Have a good year of the Tiger!
XMAS LIGHTS ON ORCHARD STREET IN SINGAPORE
Time flies! I cannot believe that it is already Christmas again and a new Year is around the corner. I guess the older one gets, the faster the time flies by!
I have been around this part of the world already more than a year and still enjoy it! I really like Singapore, it is a city that offers a lot - concerts, theatres, museums, beautiful parks and particularly my favorite, the botanical gardens. I still have not seen everything and plan a "tourist" month in January to explore all that is still a mystery to me.
As I told you in my last blog, I have got busy with an organization that has for its goal to replicate a kind of On Lok. In view of this I have visited a lot of elderly in their homes, have seen nursing homes, special elderly housing, day care centers etc. etc.

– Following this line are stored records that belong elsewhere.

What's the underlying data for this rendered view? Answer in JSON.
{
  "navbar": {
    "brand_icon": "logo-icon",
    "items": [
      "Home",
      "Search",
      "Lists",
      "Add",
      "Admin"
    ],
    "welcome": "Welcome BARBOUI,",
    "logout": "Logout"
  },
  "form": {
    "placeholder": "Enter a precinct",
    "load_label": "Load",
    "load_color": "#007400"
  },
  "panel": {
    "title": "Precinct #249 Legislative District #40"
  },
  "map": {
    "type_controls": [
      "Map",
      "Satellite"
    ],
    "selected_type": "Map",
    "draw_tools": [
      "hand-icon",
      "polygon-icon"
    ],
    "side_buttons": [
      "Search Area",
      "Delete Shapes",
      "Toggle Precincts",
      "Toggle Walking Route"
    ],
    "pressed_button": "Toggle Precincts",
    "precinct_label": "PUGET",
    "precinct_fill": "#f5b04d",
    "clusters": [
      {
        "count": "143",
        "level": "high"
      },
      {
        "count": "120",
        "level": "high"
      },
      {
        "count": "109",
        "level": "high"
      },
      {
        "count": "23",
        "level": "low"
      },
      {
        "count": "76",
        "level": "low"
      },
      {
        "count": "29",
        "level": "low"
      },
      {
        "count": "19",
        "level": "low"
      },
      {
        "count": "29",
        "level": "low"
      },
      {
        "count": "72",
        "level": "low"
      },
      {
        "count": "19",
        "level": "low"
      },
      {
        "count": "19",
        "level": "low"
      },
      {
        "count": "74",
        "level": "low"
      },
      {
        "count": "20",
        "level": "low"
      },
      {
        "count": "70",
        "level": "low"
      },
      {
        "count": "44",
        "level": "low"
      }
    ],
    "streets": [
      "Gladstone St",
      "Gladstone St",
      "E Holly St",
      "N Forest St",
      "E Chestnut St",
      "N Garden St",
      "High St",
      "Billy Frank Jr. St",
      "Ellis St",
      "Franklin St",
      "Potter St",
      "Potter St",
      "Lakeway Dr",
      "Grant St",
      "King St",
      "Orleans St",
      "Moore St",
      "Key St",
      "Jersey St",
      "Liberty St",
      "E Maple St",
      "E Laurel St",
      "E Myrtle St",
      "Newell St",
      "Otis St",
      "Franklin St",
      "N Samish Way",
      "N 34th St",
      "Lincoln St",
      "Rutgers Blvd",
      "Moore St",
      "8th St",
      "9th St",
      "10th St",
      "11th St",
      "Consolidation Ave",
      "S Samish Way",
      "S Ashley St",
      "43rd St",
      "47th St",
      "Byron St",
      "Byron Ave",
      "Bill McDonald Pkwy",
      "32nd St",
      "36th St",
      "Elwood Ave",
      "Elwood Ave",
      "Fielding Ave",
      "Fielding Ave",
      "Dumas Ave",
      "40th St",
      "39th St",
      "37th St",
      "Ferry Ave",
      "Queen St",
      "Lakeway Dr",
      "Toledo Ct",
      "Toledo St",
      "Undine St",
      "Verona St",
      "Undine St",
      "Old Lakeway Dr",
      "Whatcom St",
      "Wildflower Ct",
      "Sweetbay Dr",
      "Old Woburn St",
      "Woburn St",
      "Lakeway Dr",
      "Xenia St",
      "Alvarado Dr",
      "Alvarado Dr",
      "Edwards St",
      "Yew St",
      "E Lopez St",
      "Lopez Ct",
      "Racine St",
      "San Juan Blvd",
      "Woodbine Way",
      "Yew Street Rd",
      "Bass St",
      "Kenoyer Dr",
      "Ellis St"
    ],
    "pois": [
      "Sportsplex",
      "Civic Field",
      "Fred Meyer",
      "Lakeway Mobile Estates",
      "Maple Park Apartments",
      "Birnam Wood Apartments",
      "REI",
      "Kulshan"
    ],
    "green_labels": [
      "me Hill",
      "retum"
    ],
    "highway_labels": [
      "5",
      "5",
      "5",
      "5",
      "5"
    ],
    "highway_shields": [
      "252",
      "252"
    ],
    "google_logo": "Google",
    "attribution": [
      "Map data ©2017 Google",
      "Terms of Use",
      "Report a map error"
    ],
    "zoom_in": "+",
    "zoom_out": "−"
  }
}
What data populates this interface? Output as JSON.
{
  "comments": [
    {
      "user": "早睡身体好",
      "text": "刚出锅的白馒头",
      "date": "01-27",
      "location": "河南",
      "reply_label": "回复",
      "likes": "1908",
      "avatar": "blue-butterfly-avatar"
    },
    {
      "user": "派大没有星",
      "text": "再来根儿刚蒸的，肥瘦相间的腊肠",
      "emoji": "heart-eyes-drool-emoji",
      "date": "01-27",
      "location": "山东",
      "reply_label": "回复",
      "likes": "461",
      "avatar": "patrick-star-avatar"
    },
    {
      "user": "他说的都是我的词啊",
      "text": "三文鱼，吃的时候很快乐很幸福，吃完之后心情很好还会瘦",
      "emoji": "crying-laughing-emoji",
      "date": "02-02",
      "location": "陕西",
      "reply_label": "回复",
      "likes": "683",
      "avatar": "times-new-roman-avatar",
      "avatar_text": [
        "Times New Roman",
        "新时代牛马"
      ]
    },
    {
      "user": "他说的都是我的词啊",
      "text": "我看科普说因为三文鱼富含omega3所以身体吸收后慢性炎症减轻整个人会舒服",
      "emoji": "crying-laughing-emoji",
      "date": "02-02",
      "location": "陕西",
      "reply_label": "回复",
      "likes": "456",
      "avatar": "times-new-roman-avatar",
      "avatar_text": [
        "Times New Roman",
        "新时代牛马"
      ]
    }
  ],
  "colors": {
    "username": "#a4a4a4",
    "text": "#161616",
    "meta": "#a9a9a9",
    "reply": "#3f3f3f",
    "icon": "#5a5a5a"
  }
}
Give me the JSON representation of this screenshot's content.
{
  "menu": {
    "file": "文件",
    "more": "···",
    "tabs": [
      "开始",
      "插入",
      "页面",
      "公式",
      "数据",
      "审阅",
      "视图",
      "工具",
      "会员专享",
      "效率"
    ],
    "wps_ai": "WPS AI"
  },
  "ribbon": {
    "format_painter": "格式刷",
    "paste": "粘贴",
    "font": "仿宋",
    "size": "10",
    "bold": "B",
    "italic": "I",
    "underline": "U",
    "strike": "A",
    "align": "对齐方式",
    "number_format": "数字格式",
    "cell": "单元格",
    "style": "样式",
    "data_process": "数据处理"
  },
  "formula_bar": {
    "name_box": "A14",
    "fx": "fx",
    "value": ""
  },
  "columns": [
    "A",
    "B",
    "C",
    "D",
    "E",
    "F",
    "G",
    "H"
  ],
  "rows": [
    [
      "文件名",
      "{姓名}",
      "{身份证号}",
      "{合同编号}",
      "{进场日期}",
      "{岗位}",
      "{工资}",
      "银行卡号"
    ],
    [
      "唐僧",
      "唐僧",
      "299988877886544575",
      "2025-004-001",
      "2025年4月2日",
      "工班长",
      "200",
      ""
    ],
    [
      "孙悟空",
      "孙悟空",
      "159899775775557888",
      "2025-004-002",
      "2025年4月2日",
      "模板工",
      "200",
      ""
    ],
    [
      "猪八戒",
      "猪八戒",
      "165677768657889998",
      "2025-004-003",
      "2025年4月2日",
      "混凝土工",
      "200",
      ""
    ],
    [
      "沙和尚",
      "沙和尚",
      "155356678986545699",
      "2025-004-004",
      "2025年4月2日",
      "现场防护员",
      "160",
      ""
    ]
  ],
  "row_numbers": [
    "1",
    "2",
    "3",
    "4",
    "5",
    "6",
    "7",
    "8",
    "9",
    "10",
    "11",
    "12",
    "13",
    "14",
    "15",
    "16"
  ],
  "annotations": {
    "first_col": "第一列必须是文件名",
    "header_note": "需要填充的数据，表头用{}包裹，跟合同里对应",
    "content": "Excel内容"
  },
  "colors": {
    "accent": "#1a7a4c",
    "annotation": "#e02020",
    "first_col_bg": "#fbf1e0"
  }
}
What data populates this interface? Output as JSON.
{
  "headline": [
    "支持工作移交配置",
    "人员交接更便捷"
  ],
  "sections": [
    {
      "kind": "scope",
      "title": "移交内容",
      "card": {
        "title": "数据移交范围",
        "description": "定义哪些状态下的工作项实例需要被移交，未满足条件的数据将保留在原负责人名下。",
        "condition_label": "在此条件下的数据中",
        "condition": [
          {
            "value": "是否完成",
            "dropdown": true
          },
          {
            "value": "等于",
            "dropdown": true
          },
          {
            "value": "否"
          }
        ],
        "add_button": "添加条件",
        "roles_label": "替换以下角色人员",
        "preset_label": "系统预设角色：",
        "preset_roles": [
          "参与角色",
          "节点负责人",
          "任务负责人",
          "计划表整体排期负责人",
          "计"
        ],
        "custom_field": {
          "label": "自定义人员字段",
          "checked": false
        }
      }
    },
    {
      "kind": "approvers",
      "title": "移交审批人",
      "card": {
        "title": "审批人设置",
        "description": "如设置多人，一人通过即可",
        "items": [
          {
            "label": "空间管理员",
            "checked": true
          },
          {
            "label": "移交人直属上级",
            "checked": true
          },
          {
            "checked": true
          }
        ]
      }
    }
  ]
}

Not only am I getting very familiar with the lifestyle of the Singaporeans but I am also making lots of new friends. Well not exactly the usual lifestyle of an 81 year old but I enjoy it and it keeps me going. But inspite of all these land based pleasures, I am still very happy to live on the boat and I have a hard time considering a sedentary life style in Hawaii yet!
I am planning a summer trip to Borneo, Malaysian Sarawak and Sabah and the kingdom of Brunei. I found some people who would like to come with me, so it might become a reality after I haul the boat for the usual bottom work and checkup. But things are never certain with me but planning is fun.
I hope you are all well and wish you all a very Merry Christmas and above all a happy and successful New Year!